Feral horses cause significant damage to delicate bushland in the Bogong High Plains. Image Credit: Parks Victoria.

Environmental groups have called attempts to prevent the Victorian Government’s proposed cull of wild brumbies “delaying the inevitable”, and said that feral horse numbers need to be controlled to protect delicate ecosystems in the Victorian and NSW alps struggling to recover after the summer bushfires.

Invasive Species Council CEO Andrew Cox says that horse numbers in the region have more than doubled in the last five years, and that grazing and trampling is putting native bushland at risk.

Critics of the cull have said that the brumbies represent an element of Australia’s heritage, but this argument has been refuted by Australian National University Professor in Environmental Science Jamie Pittock, who says that landholders tried to eradicate wild horses all the way back in the late 1800s.

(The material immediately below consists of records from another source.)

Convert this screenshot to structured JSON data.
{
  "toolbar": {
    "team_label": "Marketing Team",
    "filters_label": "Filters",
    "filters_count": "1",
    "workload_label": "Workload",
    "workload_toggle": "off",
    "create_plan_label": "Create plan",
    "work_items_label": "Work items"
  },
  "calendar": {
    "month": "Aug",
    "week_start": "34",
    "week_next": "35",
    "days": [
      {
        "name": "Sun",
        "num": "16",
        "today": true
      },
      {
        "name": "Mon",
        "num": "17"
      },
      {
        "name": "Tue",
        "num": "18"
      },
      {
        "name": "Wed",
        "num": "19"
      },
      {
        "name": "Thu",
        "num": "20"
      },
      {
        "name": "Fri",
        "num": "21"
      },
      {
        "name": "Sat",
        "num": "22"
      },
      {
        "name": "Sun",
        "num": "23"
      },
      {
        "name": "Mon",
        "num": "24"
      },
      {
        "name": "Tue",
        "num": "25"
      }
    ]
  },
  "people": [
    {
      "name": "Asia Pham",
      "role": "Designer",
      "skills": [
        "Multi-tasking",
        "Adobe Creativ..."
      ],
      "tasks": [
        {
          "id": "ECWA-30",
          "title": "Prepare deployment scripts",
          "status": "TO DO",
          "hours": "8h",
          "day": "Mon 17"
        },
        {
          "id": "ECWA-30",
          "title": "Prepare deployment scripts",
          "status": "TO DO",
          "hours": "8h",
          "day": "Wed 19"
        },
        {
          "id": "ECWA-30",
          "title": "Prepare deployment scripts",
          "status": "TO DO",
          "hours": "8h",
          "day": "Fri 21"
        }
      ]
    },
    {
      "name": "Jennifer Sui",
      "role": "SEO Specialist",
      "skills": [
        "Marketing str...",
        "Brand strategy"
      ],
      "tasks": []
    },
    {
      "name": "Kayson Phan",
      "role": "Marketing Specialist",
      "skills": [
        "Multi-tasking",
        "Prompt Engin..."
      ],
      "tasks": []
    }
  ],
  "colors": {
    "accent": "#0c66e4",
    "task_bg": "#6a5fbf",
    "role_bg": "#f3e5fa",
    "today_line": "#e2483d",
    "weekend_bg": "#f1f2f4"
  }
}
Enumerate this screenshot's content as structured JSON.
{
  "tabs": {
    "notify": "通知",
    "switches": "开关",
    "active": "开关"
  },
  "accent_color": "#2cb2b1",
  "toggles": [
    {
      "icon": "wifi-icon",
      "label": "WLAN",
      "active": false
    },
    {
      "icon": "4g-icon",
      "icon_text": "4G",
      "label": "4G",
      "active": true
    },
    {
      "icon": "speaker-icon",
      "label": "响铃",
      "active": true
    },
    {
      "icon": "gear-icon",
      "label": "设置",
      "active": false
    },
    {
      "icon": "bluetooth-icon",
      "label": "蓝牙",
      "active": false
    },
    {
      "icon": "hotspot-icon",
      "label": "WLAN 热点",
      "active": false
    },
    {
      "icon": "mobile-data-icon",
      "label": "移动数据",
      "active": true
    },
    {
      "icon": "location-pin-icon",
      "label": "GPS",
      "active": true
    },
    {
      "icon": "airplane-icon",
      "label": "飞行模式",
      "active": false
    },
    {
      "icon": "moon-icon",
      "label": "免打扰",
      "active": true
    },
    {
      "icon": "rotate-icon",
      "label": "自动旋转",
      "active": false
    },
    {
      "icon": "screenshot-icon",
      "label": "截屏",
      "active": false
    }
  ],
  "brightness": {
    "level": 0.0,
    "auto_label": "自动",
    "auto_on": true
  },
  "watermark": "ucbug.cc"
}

Professor Pittock quoted Banjo Patterson, who once wrote “If they didn’t get rid of the horses, the horses would get rid of them.”